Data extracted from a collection
++++

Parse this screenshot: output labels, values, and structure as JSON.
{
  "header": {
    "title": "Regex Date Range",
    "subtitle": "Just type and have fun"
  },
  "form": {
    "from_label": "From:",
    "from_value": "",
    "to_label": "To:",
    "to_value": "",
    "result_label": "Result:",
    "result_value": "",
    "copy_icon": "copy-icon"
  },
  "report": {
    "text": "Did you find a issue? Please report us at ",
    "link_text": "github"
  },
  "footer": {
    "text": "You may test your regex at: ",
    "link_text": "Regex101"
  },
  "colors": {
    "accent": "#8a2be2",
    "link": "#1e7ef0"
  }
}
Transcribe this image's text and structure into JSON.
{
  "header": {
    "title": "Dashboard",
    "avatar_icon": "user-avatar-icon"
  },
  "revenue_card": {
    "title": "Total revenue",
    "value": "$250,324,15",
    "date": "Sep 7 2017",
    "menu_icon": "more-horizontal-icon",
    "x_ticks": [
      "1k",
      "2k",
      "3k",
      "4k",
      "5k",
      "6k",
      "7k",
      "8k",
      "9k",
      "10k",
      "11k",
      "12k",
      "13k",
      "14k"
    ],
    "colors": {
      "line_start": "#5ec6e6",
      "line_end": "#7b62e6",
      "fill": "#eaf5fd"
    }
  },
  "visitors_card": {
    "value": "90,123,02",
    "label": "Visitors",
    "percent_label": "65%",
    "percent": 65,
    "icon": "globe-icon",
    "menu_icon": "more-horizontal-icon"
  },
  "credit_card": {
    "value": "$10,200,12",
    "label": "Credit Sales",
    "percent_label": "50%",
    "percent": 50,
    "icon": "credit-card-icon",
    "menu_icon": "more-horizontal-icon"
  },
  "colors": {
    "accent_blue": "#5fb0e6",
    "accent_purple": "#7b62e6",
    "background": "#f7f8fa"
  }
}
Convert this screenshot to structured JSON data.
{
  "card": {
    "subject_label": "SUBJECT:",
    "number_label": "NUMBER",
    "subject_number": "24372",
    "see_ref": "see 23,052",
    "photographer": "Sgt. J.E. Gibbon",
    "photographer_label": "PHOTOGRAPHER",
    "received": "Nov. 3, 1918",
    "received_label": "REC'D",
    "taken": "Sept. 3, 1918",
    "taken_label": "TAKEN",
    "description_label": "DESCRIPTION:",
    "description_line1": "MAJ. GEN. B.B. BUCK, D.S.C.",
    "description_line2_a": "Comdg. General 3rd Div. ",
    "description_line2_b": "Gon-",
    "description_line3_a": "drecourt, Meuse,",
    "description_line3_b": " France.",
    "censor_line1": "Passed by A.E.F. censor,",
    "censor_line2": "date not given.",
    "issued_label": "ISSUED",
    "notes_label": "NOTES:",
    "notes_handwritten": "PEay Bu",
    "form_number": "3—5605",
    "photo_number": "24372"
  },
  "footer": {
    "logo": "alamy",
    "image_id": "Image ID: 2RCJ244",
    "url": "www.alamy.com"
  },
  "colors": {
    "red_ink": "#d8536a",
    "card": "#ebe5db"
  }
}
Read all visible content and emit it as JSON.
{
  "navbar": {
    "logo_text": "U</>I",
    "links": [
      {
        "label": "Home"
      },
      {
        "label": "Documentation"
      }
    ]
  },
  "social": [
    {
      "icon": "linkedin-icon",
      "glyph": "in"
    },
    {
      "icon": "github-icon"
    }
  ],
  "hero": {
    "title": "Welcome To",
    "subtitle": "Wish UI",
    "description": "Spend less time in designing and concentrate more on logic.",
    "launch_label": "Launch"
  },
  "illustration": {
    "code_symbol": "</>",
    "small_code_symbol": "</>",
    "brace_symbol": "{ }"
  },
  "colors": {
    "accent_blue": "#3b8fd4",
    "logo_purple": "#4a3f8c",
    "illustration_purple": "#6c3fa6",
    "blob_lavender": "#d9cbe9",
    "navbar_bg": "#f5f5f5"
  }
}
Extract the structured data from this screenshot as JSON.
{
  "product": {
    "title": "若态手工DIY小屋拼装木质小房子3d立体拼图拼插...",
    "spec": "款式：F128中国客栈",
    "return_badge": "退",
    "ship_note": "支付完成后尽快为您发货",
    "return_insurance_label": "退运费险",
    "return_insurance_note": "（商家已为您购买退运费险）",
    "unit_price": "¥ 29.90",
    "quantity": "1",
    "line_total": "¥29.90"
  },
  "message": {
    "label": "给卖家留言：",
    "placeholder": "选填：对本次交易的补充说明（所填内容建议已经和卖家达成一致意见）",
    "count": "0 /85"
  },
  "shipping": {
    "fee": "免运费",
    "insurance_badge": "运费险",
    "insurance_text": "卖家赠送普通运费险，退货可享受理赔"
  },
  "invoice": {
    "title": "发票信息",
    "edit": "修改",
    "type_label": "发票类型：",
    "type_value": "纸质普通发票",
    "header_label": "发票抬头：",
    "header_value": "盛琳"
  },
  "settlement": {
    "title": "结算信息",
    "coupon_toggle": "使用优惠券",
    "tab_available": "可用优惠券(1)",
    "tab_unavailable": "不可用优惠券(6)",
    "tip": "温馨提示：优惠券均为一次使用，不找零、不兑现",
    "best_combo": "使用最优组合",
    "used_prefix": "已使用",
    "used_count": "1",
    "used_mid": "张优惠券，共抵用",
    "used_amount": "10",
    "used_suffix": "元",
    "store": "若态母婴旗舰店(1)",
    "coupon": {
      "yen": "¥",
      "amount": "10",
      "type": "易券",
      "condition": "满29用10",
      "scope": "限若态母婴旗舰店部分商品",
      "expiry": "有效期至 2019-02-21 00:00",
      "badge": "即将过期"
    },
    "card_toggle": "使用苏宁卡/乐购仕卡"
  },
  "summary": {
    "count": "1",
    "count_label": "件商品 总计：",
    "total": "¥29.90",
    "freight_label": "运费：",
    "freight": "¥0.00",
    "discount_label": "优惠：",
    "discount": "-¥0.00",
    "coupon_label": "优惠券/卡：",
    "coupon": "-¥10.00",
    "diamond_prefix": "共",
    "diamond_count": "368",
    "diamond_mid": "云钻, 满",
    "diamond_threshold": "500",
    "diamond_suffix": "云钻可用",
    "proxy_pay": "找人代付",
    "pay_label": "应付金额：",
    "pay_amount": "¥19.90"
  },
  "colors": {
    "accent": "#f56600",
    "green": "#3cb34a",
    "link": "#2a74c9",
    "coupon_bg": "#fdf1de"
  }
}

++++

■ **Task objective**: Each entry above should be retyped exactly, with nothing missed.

■ **Task output**:
Parse this screenshot: output labels, values, and structure as JSON.
{
  "header": {
    "title": "Regex Date Range",
    "subtitle": "Just type and have fun"
  },
  "form": {
    "from_label": "From:",
    "from_value": "",
    "to_label": "To:",
    "to_value": "",
    "result_label": "Result:",
    "result_value": "",
    "copy_icon": "copy-icon"
  },
  "report": {
    "text": "Did you find a issue? Please report us at ",
    "link_text": "github"
  },
  "footer": {
    "text": "You may test your regex at: ",
    "link_text": "Regex101"
  },
  "colors": {
    "accent": "#8a2be2",
    "link": "#1e7ef0"
  }
}
Transcribe this image's text and structure into JSON.
{
  "header": {
    "title": "Dashboard",
    "avatar_icon": "user-avatar-icon"
  },
  "revenue_card": {
    "title": "Total revenue",
    "value": "$250,324,15",
    "date": "Sep 7 2017",
    "menu_icon": "more-horizontal-icon",
    "x_ticks": [
      "1k",
      "2k",
      "3k",
      "4k",
      "5k",
      "6k",
      "7k",
      "8k",
      "9k",
      "10k",
      "11k",
      "12k",
      "13k",
      "14k"
    ],
    "colors": {
      "line_start": "#5ec6e6",
      "line_end": "#7b62e6",
      "fill": "#eaf5fd"
    }
  },
  "visitors_card": {
    "value": "90,123,02",
    "label": "Visitors",
    "percent_label": "65%",
    "percent": 65,
    "icon": "globe-icon",
    "menu_icon": "more-horizontal-icon"
  },
  "credit_card": {
    "value": "$10,200,12",
    "label": "Credit Sales",
    "percent_label": "50%",
    "percent": 50,
    "icon": "credit-card-icon",
    "menu_icon": "more-horizontal-icon"
  },
  "colors": {
    "accent_blue": "#5fb0e6",
    "accent_purple": "#7b62e6",
    "background": "#f7f8fa"
  }
}
Convert this screenshot to structured JSON data.
{
  "card": {
    "subject_label": "SUBJECT:",
    "number_label": "NUMBER",
    "subject_number": "24372",
    "see_ref": "see 23,052",
    "photographer": "Sgt. J.E. Gibbon",
    "photographer_label": "PHOTOGRAPHER",
    "received": "Nov. 3, 1918",
    "received_label": "REC'D",
    "taken": "Sept. 3, 1918",
    "taken_label": "TAKEN",
    "description_label": "DESCRIPTION:",
    "description_line1": "MAJ. GEN. B.B. BUCK, D.S.C.",
    "description_line2_a": "Comdg. General 3rd Div. ",
    "description_line2_b": "Gon-",
    "description_line3_a": "drecourt, Meuse,",
    "description_line3_b": " France.",
    "censor_line1": "Passed by A.E.F. censor,",
    "censor_line2": "date not given.",
    "issued_label": "ISSUED",
    "notes_label": "NOTES:",
    "notes_handwritten": "PEay Bu",
    "form_number": "3—5605",
    "photo_number": "24372"
  },
  "footer": {
    "logo": "alamy",
    "image_id": "Image ID: 2RCJ244",
    "url": "www.alamy.com"
  },
  "colors": {
    "red_ink": "#d8536a",
    "card": "#ebe5db"
  }
}
Read all visible content and emit it as JSON.
{
  "navbar": {
    "logo_text": "U</>I",
    "links": [
      {
        "label": "Home"
      },
      {
        "label": "Documentation"
      }
    ]
  },
  "social": [
    {
      "icon": "linkedin-icon",
      "glyph": "in"
    },
    {
      "icon": "github-icon"
    }
  ],
  "hero": {
    "title": "Welcome To",
    "subtitle": "Wish UI",
    "description": "Spend less time in designing and concentrate more on logic.",
    "launch_label": "Launch"
  },
  "illustration": {
    "code_symbol": "</>",
    "small_code_symbol": "</>",
    "brace_symbol": "{ }"
  },
  "colors": {
    "accent_blue": "#3b8fd4",
    "logo_purple": "#4a3f8c",
    "illustration_purple": "#6c3fa6",
    "blob_lavender": "#d9cbe9",
    "navbar_bg": "#f5f5f5"
  }
}
Extract the structured data from this screenshot as JSON.
{
  "product": {
    "title": "若态手工DIY小屋拼装木质小房子3d立体拼图拼插...",
    "spec": "款式：F128中国客栈",
    "return_badge": "退",
    "ship_note": "支付完成后尽快为您发货",
    "return_insurance_label": "退运费险",
    "return_insurance_note": "（商家已为您购买退运费险）",
    "unit_price": "¥ 29.90",
    "quantity": "1",
    "line_total": "¥29.90"
  },
  "message": {
    "label": "给卖家留言：",
    "placeholder": "选填：对本次交易的补充说明（所填内容建议已经和卖家达成一致意见）",
    "count": "0 /85"
  },
  "shipping": {
    "fee": "免运费",
    "insurance_badge": "运费险",
    "insurance_text": "卖家赠送普通运费险，退货可享受理赔"
  },
  "invoice": {
    "title": "发票信息",
    "edit": "修改",
    "type_label": "发票类型：",
    "type_value": "纸质普通发票",
    "header_label": "发票抬头：",
    "header_value": "盛琳"
  },
  "settlement": {
    "title": "结算信息",
    "coupon_toggle": "使用优惠券",
    "tab_available": "可用优惠券(1)",
    "tab_unavailable": "不可用优惠券(6)",
    "tip": "温馨提示：优惠券均为一次使用，不找零、不兑现",
    "best_combo": "使用最优组合",
    "used_prefix": "已使用",
    "used_count": "1",
    "used_mid": "张优惠券，共抵用",
    "used_amount": "10",
    "used_suffix": "元",
    "store": "若态母婴旗舰店(1)",
    "coupon": {
      "yen": "¥",
      "amount": "10",
      "type": "易券",
      "condition": "满29用10",
      "scope": "限若态母婴旗舰店部分商品",
      "expiry": "有效期至 2019-02-21 00:00",
      "badge": "即将过期"
    },
    "card_toggle": "使用苏宁卡/乐购仕卡"
  },
  "summary": {
    "count": "1",
    "count_label": "件商品 总计：",
    "total": "¥29.90",
    "freight_label": "运费：",
    "freight": "¥0.00",
    "discount_label": "优惠：",
    "discount": "-¥0.00",
    "coupon_label": "优惠券/卡：",
    "coupon": "-¥10.00",
    "diamond_prefix": "共",
    "diamond_count": "368",
    "diamond_mid": "云钻, 满",
    "diamond_threshold": "500",
    "diamond_suffix": "云钻可用",
    "proxy_pay": "找人代付",
    "pay_label": "应付金额：",
    "pay_amount": "¥19.90"
  },
  "colors": {
    "accent": "#f56600",
    "green": "#3cb34a",
    "link": "#2a74c9",
    "coupon_bg": "#fdf1de"
  }
}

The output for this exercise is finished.